Using Transportability Estimators to Understand Reasons For Differences In Intervention Effects Across Sites

Notestein Seminar Series, Office of Population Research
Oct 25, 2022, 12:00 pm1:00 pm
300 Wallace Hall


  • Office of Population Research
  • Center for Statistics and Machine Learning
Event Description


Multi-site studies are common, and intervention effect estimates frequently differ across sites. We discuss reasons why effect estimates may differ across sites and relate these to transportability. In scenarios where transport is possible, we develop transport estimators to better understand why intervention effects differ across sites/population. We apply these estimators to motivating research questions from the Moving to Opportunity Study (MTO). MTO was a large-scale encouragement-design intervention in which Section 8 housing vouchers, which encourage families in public housing to move by subsidizing rents on the private market, were randomly assigned. In the context of MTO, we use the transport estimators in service of understanding the reasons for differences in site-specific effect estimates. These transport estimators may also be useful in other scenarios-including, to generate place-specific intervention effect estimates, in problems related to surrogacy, or in other data-fusion-related problems. We end with current work on extending these identification results and estimators to accommodate more general data structures.


I am an epidemiologist with research interests in developing and applying causal inference methods to understand social and contextual influences on mental health, substance use, and violence in disadvantaged, urban areas of the United States.

My current work focuses on developing methods for transportability and mediation, and subsequently applying those methods to understand how aspects of the school and peer environments mediate relationships between neighborhood factors and adolescent drug use across populations. More generally, my work on generalizing/ transporting findings from study samples to target populations and identifying subpopulations most likely to benefit from interventions contributes to efforts to optimally target available policy and program resources.

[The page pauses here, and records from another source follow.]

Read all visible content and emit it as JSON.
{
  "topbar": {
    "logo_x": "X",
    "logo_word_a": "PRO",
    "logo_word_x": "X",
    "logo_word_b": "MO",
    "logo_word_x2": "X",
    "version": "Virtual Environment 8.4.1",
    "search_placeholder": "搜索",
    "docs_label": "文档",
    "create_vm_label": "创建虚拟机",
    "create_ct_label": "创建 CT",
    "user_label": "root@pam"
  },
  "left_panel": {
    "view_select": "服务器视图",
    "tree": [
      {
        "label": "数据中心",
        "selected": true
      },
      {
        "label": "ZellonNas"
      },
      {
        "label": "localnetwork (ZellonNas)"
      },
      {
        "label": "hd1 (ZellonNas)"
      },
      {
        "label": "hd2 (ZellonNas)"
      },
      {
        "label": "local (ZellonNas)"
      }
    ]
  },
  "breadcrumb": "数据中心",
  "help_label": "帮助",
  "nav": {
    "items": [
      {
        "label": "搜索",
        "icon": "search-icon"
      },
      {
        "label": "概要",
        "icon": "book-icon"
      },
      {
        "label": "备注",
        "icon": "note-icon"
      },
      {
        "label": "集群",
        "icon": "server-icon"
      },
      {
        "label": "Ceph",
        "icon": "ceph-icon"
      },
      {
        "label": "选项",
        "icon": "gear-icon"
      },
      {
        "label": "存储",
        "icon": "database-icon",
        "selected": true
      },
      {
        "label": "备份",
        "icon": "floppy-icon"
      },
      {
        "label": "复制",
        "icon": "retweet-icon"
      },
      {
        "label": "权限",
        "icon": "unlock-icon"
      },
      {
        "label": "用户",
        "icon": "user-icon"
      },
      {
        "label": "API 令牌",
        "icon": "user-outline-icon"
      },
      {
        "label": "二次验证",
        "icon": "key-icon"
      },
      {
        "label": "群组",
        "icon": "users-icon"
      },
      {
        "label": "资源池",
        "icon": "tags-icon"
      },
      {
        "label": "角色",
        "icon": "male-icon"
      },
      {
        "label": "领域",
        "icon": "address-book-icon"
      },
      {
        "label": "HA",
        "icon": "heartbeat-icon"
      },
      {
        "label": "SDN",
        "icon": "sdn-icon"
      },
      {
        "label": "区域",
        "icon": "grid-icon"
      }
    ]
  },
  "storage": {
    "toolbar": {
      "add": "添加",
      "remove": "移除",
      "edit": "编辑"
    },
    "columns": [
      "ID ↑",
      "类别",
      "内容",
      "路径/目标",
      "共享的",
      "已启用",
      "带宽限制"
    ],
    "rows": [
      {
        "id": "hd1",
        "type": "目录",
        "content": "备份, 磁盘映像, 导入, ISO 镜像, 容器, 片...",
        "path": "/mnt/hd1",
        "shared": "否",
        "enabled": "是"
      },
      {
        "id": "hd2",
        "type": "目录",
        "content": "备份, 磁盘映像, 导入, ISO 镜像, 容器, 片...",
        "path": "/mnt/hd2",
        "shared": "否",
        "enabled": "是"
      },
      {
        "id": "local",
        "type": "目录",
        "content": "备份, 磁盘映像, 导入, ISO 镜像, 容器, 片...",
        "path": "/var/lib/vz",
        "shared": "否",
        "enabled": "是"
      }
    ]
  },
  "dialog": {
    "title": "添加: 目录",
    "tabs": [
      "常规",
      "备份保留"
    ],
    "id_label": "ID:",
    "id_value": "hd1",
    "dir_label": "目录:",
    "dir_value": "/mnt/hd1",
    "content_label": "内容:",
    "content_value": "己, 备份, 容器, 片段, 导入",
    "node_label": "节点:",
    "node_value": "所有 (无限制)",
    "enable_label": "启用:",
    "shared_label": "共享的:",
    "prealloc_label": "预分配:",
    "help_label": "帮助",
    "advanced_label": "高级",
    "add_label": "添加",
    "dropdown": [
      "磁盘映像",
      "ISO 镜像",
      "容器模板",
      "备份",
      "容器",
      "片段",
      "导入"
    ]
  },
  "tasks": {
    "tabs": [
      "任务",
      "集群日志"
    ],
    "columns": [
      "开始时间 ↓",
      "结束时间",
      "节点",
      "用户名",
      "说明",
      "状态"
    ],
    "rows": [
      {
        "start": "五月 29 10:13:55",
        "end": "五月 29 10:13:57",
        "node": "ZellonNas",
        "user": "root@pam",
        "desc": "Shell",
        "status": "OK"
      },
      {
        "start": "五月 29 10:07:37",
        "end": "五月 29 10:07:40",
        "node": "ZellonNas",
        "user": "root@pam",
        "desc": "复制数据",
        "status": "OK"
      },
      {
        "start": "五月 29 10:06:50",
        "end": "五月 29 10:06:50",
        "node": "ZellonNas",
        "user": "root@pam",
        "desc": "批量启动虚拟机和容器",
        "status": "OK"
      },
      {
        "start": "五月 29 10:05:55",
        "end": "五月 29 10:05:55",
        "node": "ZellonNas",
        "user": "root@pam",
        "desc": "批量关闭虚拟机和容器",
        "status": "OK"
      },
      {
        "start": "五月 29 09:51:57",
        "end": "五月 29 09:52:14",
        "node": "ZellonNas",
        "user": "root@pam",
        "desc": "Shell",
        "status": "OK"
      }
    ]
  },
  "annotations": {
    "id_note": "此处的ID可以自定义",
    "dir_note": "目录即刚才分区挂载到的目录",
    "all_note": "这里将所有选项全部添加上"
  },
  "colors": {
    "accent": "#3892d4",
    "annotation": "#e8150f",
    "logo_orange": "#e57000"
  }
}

I completed a PhD in Epidemiology and an MHS in Biostatistics from the Johns Hopkins Bloomberg School of Public Health and was a Robert Wood Johnson Foundation Health and Society Scholar.

See original flier at this link.